TASK GOAL: Whenever the word "label" appears in a line of the listing, copy that line.
======== MATERIAL TO PROCESS ========
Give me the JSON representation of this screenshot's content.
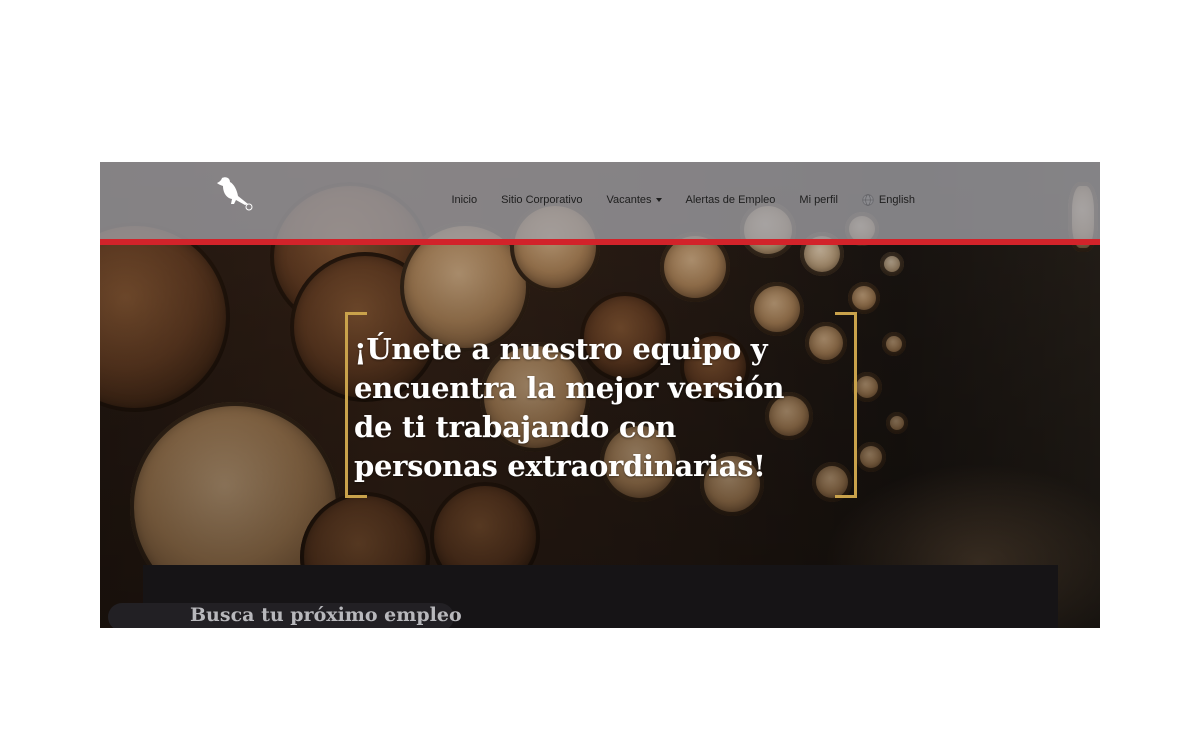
{
  "nav": {
    "items": [
      {
        "label": "Inicio"
      },
      {
        "label": "Sitio Corporativo"
      },
      {
        "label": "Vacantes"
      },
      {
        "label": "Alertas de Empleo"
      },
      {
        "label": "Mi perfil"
      },
      {
        "label": "English"
      }
    ]
  },
  "hero": {
    "title_line1": "¡Únete a nuestro equipo y",
    "title_line2": "encuentra la mejor versión",
    "title_line3": "de ti trabajando con",
    "title_line4": "personas extraordinarias!"
  },
  "search": {
    "title": "Busca tu próximo empleo"
  },
  "icons": {
    "logo": "crow-bird-logo",
    "vacantes_dropdown": "caret-down-icon",
    "language": "globe-icon"
  },
  "colors": {
    "nav_accent": "#d2232a",
    "bracket_gold": "#c9a24b",
    "nav_bg": "#a0a0a5"
  }
}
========
TASK SOLUTION:
        "label": "Inicio"
        "label": "Sitio Corporativo"
        "label": "Vacantes"
        "label": "Alertas de Empleo"
        "label": "Mi perfil"
        "label": "English"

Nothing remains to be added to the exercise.